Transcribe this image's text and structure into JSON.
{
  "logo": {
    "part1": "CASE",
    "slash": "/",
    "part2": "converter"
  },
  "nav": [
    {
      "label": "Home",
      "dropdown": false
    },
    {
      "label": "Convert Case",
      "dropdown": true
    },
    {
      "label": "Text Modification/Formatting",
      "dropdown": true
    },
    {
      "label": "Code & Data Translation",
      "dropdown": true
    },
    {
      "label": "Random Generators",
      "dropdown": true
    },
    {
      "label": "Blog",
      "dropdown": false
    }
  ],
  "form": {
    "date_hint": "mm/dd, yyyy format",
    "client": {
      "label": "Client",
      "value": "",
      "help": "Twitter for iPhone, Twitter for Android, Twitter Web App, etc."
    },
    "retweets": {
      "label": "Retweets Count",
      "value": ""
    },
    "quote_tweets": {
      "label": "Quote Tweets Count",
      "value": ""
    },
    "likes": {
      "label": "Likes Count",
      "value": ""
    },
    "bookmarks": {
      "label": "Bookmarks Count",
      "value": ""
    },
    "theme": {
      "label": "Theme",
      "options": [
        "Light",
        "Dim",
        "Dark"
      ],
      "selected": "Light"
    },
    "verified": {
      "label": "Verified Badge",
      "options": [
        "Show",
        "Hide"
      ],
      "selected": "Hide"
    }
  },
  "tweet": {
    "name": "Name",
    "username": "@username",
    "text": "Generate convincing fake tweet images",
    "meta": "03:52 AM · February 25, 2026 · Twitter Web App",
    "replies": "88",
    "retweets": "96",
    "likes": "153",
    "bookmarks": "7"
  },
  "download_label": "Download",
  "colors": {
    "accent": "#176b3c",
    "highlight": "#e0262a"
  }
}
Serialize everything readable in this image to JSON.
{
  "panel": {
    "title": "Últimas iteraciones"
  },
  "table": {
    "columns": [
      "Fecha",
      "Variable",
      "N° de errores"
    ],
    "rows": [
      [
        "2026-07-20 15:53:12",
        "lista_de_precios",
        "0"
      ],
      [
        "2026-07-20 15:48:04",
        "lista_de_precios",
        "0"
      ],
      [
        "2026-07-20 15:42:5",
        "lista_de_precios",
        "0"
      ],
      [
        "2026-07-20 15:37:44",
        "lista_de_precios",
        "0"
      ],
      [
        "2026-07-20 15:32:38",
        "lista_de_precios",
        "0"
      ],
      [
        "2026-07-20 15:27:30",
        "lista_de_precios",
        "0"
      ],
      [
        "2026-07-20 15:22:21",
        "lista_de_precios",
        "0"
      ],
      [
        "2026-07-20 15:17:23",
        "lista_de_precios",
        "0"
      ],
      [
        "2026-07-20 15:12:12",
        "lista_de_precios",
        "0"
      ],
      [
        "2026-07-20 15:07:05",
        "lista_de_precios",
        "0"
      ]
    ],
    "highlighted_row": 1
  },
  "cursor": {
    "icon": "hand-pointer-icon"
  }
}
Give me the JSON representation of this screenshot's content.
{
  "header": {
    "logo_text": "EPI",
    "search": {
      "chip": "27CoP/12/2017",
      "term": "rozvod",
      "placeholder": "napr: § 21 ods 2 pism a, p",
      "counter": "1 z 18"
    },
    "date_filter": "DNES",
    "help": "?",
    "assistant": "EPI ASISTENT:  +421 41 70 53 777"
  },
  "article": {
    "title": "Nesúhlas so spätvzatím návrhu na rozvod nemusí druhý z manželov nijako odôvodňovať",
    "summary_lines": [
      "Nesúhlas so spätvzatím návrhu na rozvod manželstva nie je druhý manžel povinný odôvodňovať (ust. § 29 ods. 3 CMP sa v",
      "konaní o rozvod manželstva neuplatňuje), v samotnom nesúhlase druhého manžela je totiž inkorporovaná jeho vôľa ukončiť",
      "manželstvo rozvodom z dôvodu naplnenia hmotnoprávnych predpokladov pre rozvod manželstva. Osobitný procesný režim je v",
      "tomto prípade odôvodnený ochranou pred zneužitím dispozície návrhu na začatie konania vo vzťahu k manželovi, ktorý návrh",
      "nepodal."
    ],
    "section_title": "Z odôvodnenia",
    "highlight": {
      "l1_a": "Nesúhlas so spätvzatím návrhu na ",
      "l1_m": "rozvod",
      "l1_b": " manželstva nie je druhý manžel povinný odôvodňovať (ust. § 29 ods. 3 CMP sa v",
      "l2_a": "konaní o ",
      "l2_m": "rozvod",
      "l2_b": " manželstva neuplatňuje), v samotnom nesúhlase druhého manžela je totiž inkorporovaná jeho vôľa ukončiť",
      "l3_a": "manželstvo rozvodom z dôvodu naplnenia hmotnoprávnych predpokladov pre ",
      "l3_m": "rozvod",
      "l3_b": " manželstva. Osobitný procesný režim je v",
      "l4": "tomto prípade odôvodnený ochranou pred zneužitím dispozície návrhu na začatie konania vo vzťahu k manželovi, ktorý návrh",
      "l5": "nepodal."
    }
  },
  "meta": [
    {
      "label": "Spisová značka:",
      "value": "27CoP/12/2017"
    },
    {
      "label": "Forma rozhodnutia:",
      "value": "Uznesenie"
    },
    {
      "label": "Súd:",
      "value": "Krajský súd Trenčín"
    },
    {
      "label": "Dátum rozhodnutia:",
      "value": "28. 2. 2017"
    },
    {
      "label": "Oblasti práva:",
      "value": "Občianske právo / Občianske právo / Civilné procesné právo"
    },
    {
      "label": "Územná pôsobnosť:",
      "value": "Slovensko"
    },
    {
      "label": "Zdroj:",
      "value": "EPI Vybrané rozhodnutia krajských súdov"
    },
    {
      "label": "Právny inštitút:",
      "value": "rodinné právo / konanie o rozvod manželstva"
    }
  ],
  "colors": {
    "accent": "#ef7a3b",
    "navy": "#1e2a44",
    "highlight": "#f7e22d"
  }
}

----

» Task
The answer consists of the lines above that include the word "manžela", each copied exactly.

» Result for this exercise
      "konaní o rozvod manželstva neuplatňuje), v samotnom nesúhlase druhého manžela je totiž inkorporovaná jeho vôľa ukončiť",
      "l2_b": " manželstva neuplatňuje), v samotnom nesúhlase druhého manžela je totiž inkorporovaná jeho vôľa ukončiť",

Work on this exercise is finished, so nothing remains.